Excerpts from an interface dataset

━━━━━━━━

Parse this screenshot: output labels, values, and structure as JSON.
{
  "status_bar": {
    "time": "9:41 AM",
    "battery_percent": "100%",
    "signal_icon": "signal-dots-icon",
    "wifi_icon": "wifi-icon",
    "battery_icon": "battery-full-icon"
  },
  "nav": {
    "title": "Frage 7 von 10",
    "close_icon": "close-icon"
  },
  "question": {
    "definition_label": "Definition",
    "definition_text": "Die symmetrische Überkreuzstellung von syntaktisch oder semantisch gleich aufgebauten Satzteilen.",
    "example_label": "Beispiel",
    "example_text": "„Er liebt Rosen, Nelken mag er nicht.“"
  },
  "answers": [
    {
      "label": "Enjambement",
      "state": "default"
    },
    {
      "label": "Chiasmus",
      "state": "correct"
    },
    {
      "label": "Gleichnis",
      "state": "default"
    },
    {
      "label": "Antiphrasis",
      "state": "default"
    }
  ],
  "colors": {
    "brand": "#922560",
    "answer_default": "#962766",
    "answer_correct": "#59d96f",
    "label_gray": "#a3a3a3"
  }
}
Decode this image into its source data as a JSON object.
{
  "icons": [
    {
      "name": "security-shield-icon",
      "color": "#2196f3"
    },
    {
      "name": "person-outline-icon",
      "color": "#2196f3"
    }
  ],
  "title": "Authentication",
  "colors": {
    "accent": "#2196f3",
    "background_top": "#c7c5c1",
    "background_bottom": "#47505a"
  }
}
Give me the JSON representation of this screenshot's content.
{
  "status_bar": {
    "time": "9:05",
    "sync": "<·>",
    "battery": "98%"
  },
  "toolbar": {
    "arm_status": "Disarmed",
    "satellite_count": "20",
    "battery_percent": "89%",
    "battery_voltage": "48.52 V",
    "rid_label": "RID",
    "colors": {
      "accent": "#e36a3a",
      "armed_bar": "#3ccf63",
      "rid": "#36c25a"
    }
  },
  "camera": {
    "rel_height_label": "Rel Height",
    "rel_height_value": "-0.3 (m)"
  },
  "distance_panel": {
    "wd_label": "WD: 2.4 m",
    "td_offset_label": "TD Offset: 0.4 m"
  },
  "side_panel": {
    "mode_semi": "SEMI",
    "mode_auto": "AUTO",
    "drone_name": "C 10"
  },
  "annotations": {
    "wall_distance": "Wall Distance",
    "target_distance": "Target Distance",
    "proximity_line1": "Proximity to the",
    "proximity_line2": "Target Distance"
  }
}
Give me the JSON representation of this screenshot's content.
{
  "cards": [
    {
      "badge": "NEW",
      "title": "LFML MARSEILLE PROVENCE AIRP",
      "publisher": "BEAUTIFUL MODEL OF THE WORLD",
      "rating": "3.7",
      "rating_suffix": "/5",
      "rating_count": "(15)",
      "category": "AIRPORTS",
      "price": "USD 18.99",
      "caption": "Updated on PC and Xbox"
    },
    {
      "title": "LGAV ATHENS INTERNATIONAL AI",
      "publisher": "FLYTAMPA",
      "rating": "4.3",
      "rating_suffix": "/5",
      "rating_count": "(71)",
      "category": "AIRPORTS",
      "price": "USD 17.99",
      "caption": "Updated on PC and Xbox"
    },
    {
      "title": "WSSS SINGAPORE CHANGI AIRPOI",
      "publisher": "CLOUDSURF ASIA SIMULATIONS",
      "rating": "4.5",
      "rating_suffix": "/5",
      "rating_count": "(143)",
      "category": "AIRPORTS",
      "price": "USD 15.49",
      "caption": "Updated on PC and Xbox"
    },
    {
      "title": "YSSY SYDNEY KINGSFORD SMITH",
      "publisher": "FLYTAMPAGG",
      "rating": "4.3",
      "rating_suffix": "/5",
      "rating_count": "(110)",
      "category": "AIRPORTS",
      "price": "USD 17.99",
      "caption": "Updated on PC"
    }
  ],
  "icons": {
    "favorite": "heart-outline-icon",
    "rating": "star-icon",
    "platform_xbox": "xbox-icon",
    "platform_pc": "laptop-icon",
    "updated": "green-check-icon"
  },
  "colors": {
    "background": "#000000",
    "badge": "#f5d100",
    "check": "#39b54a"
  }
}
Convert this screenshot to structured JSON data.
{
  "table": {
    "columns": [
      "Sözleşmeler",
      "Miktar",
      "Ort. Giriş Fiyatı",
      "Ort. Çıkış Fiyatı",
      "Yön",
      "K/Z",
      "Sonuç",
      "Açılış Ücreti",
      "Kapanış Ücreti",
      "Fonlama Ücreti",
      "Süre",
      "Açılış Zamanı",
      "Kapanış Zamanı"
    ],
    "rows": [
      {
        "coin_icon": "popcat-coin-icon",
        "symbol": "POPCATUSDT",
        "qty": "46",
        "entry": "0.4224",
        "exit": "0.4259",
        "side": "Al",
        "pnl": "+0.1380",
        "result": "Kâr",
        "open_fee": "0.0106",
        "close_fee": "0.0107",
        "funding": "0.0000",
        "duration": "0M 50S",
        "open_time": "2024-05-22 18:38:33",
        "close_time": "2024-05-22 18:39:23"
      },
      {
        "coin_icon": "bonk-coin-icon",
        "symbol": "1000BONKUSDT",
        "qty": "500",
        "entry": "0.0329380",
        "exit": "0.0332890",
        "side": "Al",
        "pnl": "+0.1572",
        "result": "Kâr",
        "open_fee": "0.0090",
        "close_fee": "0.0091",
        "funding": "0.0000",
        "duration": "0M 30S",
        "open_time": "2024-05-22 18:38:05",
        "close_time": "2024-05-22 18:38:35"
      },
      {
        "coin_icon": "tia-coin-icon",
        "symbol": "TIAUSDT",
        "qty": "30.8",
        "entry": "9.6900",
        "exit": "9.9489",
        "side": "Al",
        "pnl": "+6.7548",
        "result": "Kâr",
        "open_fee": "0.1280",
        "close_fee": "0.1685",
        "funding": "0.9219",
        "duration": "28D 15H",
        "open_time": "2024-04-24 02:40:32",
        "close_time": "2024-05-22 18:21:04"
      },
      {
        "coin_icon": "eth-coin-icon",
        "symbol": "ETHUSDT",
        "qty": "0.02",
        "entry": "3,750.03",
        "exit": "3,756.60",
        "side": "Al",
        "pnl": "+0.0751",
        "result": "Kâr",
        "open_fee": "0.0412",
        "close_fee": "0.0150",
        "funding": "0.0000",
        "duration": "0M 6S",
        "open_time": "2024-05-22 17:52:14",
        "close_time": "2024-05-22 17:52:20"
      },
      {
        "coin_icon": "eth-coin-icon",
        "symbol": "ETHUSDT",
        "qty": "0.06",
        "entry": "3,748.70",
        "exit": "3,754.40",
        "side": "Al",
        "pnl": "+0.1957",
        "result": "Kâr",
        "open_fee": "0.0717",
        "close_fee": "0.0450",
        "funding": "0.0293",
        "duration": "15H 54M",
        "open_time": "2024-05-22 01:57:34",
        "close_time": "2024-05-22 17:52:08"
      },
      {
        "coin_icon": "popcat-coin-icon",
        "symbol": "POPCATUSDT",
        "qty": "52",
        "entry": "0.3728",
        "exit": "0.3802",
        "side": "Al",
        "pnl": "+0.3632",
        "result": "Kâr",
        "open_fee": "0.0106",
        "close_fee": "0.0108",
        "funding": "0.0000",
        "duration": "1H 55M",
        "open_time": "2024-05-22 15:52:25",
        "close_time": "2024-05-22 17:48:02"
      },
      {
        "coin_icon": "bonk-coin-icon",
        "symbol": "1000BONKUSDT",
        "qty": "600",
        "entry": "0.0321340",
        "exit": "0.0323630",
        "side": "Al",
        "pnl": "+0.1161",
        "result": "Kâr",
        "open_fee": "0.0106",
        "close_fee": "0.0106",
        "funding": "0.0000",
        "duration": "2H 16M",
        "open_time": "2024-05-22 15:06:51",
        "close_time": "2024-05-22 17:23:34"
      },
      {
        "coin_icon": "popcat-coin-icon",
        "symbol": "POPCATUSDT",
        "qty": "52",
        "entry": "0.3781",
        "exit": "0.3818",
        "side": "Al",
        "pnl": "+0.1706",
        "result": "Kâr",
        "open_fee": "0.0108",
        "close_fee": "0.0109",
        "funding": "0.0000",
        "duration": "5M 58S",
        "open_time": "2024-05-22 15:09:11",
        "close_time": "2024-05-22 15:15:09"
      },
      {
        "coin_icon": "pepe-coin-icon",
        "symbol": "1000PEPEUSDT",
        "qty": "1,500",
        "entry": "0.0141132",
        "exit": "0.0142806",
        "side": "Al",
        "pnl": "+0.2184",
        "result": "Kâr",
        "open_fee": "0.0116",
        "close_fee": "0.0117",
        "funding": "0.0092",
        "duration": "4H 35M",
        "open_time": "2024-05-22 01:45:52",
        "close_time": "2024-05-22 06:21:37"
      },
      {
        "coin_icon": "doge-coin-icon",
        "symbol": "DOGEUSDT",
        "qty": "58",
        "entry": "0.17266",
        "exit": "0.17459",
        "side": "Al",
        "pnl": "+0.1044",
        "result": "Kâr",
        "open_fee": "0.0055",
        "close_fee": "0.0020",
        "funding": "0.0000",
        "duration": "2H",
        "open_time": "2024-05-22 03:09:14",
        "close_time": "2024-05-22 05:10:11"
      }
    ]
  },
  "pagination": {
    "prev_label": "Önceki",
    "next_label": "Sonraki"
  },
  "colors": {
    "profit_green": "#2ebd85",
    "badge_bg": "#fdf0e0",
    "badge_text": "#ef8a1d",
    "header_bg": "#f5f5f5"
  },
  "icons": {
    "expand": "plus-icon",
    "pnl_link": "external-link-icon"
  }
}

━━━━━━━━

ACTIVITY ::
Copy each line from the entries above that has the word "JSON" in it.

TASK SOLUTION ::
Parse this screenshot: output labels, values, and structure as JSON.
Decode this image into its source data as a JSON object.
Give me the JSON representation of this screenshot's content.
Give me the JSON representation of this screenshot's content.
Convert this screenshot to structured JSON data.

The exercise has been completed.